*** Block opens ***
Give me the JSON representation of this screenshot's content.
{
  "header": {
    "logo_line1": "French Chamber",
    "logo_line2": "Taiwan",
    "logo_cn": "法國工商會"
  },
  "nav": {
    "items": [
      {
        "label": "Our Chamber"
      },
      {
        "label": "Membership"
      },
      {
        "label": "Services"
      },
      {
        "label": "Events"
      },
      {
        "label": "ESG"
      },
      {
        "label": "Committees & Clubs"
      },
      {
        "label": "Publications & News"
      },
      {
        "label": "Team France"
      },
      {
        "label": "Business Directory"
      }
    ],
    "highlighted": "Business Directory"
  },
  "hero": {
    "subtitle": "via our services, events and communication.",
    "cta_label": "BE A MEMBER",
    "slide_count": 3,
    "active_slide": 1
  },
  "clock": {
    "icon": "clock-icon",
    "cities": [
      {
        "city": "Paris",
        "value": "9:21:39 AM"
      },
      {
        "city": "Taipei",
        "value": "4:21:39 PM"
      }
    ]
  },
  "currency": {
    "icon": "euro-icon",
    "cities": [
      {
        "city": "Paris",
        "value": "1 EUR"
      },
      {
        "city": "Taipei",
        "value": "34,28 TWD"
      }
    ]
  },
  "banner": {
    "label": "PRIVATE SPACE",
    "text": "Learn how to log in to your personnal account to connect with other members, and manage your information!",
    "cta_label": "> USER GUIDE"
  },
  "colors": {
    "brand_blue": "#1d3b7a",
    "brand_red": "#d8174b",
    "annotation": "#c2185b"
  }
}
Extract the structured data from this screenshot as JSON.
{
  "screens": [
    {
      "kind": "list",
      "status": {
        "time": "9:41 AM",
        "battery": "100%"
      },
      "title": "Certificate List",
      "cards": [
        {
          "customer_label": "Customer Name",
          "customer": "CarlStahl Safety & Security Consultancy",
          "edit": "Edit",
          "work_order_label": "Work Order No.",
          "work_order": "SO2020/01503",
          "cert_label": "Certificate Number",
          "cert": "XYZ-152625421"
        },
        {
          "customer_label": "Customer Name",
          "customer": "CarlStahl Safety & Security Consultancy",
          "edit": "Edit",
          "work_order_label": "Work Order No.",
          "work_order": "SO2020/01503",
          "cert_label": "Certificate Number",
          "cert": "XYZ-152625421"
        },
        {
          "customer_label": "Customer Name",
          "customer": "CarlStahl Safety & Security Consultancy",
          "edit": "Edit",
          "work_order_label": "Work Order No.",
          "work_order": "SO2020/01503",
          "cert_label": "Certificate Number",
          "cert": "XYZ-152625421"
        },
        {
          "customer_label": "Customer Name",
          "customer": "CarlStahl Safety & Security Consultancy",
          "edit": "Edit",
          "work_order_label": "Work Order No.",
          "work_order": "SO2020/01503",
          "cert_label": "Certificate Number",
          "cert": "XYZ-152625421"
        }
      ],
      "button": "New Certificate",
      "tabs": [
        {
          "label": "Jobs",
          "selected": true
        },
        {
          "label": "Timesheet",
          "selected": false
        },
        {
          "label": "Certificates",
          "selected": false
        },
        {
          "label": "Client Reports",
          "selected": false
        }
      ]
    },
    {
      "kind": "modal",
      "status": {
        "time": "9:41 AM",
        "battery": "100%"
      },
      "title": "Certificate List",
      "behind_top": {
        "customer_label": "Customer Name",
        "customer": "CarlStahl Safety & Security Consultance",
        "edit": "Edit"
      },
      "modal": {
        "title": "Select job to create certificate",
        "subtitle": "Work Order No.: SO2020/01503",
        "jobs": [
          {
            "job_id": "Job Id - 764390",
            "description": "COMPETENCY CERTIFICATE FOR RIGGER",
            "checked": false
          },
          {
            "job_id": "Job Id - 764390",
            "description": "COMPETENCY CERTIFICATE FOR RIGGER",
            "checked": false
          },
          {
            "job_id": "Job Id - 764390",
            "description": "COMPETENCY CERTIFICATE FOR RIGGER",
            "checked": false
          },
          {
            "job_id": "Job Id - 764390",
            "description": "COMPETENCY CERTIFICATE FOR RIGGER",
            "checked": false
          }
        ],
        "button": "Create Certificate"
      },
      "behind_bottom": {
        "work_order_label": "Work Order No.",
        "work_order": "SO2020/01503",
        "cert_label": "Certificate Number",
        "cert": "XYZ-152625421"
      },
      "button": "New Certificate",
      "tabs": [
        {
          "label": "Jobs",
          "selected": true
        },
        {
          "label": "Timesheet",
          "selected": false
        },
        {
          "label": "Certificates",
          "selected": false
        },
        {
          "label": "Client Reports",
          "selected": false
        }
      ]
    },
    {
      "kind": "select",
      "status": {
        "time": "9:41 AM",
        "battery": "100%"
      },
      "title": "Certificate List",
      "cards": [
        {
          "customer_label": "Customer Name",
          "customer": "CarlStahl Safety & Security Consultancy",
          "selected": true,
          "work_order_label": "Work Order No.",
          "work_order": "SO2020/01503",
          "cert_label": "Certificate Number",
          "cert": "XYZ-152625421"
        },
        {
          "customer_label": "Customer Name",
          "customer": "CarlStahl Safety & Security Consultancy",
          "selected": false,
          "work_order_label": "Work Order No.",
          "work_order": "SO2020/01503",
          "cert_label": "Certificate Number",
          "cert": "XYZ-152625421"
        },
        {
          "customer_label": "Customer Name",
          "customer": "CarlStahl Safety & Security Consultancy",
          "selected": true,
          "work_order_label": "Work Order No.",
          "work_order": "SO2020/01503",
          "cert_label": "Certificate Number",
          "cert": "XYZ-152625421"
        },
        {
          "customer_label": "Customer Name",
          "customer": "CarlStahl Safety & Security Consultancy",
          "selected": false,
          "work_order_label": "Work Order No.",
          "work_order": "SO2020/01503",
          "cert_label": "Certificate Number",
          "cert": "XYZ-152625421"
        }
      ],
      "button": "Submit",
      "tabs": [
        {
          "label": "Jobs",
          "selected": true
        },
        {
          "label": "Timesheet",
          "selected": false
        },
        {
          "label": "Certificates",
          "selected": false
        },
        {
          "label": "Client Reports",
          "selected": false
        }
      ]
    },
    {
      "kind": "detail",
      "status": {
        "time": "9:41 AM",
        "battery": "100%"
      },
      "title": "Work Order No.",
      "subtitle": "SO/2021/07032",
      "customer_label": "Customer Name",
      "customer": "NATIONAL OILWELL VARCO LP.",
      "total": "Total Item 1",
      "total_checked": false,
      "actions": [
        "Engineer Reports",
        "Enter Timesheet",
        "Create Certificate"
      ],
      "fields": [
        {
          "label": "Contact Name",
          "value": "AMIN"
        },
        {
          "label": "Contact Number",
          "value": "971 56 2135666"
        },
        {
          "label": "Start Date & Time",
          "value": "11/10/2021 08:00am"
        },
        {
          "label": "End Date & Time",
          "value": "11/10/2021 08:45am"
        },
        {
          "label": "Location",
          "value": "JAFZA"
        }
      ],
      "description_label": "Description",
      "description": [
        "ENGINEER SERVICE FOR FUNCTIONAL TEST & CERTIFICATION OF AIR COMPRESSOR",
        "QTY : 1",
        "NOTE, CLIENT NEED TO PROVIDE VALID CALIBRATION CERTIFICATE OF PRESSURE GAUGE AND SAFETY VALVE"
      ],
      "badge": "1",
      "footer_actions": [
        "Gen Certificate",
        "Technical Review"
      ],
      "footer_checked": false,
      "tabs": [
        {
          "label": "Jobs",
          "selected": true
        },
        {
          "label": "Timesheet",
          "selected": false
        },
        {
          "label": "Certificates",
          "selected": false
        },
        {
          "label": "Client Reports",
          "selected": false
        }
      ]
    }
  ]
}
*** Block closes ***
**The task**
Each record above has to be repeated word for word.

**Your solution**
Give me the JSON representation of this screenshot's content.
{
  "header": {
    "logo_line1": "French Chamber",
    "logo_line2": "Taiwan",
    "logo_cn": "法國工商會"
  },
  "nav": {
    "items": [
      {
        "label": "Our Chamber"
      },
      {
        "label": "Membership"
      },
      {
        "label": "Services"
      },
      {
        "label": "Events"
      },
      {
        "label": "ESG"
      },
      {
        "label": "Committees & Clubs"
      },
      {
        "label": "Publications & News"
      },
      {
        "label": "Team France"
      },
      {
        "label": "Business Directory"
      }
    ],
    "highlighted": "Business Directory"
  },
  "hero": {
    "subtitle": "via our services, events and communication.",
    "cta_label": "BE A MEMBER",
    "slide_count": 3,
    "active_slide": 1
  },
  "clock": {
    "icon": "clock-icon",
    "cities": [
      {
        "city": "Paris",
        "value": "9:21:39 AM"
      },
      {
        "city": "Taipei",
        "value": "4:21:39 PM"
      }
    ]
  },
  "currency": {
    "icon": "euro-icon",
    "cities": [
      {
        "city": "Paris",
        "value": "1 EUR"
      },
      {
        "city": "Taipei",
        "value": "34,28 TWD"
      }
    ]
  },
  "banner": {
    "label": "PRIVATE SPACE",
    "text": "Learn how to log in to your personnal account to connect with other members, and manage your information!",
    "cta_label": "> USER GUIDE"
  },
  "colors": {
    "brand_blue": "#1d3b7a",
    "brand_red": "#d8174b",
    "annotation": "#c2185b"
  }
}
Extract the structured data from this screenshot as JSON.
{
  "screens": [
    {
      "kind": "list",
      "status": {
        "time": "9:41 AM",
        "battery": "100%"
      },
      "title": "Certificate List",
      "cards": [
        {
          "customer_label": "Customer Name",
          "customer": "CarlStahl Safety & Security Consultancy",
          "edit": "Edit",
          "work_order_label": "Work Order No.",
          "work_order": "SO2020/01503",
          "cert_label": "Certificate Number",
          "cert": "XYZ-152625421"
        },
        {
          "customer_label": "Customer Name",
          "customer": "CarlStahl Safety & Security Consultancy",
          "edit": "Edit",
          "work_order_label": "Work Order No.",
          "work_order": "SO2020/01503",
          "cert_label": "Certificate Number",
          "cert": "XYZ-152625421"
        },
        {
          "customer_label": "Customer Name",
          "customer": "CarlStahl Safety & Security Consultancy",
          "edit": "Edit",
          "work_order_label": "Work Order No.",
          "work_order": "SO2020/01503",
          "cert_label": "Certificate Number",
          "cert": "XYZ-152625421"
        },
        {
          "customer_label": "Customer Name",
          "customer": "CarlStahl Safety & Security Consultancy",
          "edit": "Edit",
          "work_order_label": "Work Order No.",
          "work_order": "SO2020/01503",
          "cert_label": "Certificate Number",
          "cert": "XYZ-152625421"
        }
      ],
      "button": "New Certificate",
      "tabs": [
        {
          "label": "Jobs",
          "selected": true
        },
        {
          "label": "Timesheet",
          "selected": false
        },
        {
          "label": "Certificates",
          "selected": false
        },
        {
          "label": "Client Reports",
          "selected": false
        }
      ]
    },
    {
      "kind": "modal",
      "status": {
        "time": "9:41 AM",
        "battery": "100%"
      },
      "title": "Certificate List",
      "behind_top": {
        "customer_label": "Customer Name",
        "customer": "CarlStahl Safety & Security Consultance",
        "edit": "Edit"
      },
      "modal": {
        "title": "Select job to create certificate",
        "subtitle": "Work Order No.: SO2020/01503",
        "jobs": [
          {
            "job_id": "Job Id - 764390",
            "description": "COMPETENCY CERTIFICATE FOR RIGGER",
            "checked": false
          },
          {
            "job_id": "Job Id - 764390",
            "description": "COMPETENCY CERTIFICATE FOR RIGGER",
            "checked": false
          },
          {
            "job_id": "Job Id - 764390",
            "description": "COMPETENCY CERTIFICATE FOR RIGGER",
            "checked": false
          },
          {
            "job_id": "Job Id - 764390",
            "description": "COMPETENCY CERTIFICATE FOR RIGGER",
            "checked": false
          }
        ],
        "button": "Create Certificate"
      },
      "behind_bottom": {
        "work_order_label": "Work Order No.",
        "work_order": "SO2020/01503",
        "cert_label": "Certificate Number",
        "cert": "XYZ-152625421"
      },
      "button": "New Certificate",
      "tabs": [
        {
          "label": "Jobs",
          "selected": true
        },
        {
          "label": "Timesheet",
          "selected": false
        },
        {
          "label": "Certificates",
          "selected": false
        },
        {
          "label": "Client Reports",
          "selected": false
        }
      ]
    },
    {
      "kind": "select",
      "status": {
        "time": "9:41 AM",
        "battery": "100%"
      },
      "title": "Certificate List",
      "cards": [
        {
          "customer_label": "Customer Name",
          "customer": "CarlStahl Safety & Security Consultancy",
          "selected": true,
          "work_order_label": "Work Order No.",
          "work_order": "SO2020/01503",
          "cert_label": "Certificate Number",
          "cert": "XYZ-152625421"
        },
        {
          "customer_label": "Customer Name",
          "customer": "CarlStahl Safety & Security Consultancy",
          "selected": false,
          "work_order_label": "Work Order No.",
          "work_order": "SO2020/01503",
          "cert_label": "Certificate Number",
          "cert": "XYZ-152625421"
        },
        {
          "customer_label": "Customer Name",
          "customer": "CarlStahl Safety & Security Consultancy",
          "selected": true,
          "work_order_label": "Work Order No.",
          "work_order": "SO2020/01503",
          "cert_label": "Certificate Number",
          "cert": "XYZ-152625421"
        },
        {
          "customer_label": "Customer Name",
          "customer": "CarlStahl Safety & Security Consultancy",
          "selected": false,
          "work_order_label": "Work Order No.",
          "work_order": "SO2020/01503",
          "cert_label": "Certificate Number",
          "cert": "XYZ-152625421"
        }
      ],
      "button": "Submit",
      "tabs": [
        {
          "label": "Jobs",
          "selected": true
        },
        {
          "label": "Timesheet",
          "selected": false
        },
        {
          "label": "Certificates",
          "selected": false
        },
        {
          "label": "Client Reports",
          "selected": false
        }
      ]
    },
    {
      "kind": "detail",
      "status": {
        "time": "9:41 AM",
        "battery": "100%"
      },
      "title": "Work Order No.",
      "subtitle": "SO/2021/07032",
      "customer_label": "Customer Name",
      "customer": "NATIONAL OILWELL VARCO LP.",
      "total": "Total Item 1",
      "total_checked": false,
      "actions": [
        "Engineer Reports",
        "Enter Timesheet",
        "Create Certificate"
      ],
      "fields": [
        {
          "label": "Contact Name",
          "value": "AMIN"
        },
        {
          "label": "Contact Number",
          "value": "971 56 2135666"
        },
        {
          "label": "Start Date & Time",
          "value": "11/10/2021 08:00am"
        },
        {
          "label": "End Date & Time",
          "value": "11/10/2021 08:45am"
        },
        {
          "label": "Location",
          "value": "JAFZA"
        }
      ],
      "description_label": "Description",
      "description": [
        "ENGINEER SERVICE FOR FUNCTIONAL TEST & CERTIFICATION OF AIR COMPRESSOR",
        "QTY : 1",
        "NOTE, CLIENT NEED TO PROVIDE VALID CALIBRATION CERTIFICATE OF PRESSURE GAUGE AND SAFETY VALVE"
      ],
      "badge": "1",
      "footer_actions": [
        "Gen Certificate",
        "Technical Review"
      ],
      "footer_checked": false,
      "tabs": [
        {
          "label": "Jobs",
          "selected": true
        },
        {
          "label": "Timesheet",
          "selected": false
        },
        {
          "label": "Certificates",
          "selected": false
        },
        {
          "label": "Client Reports",
          "selected": false
        }
      ]
    }
  ]
}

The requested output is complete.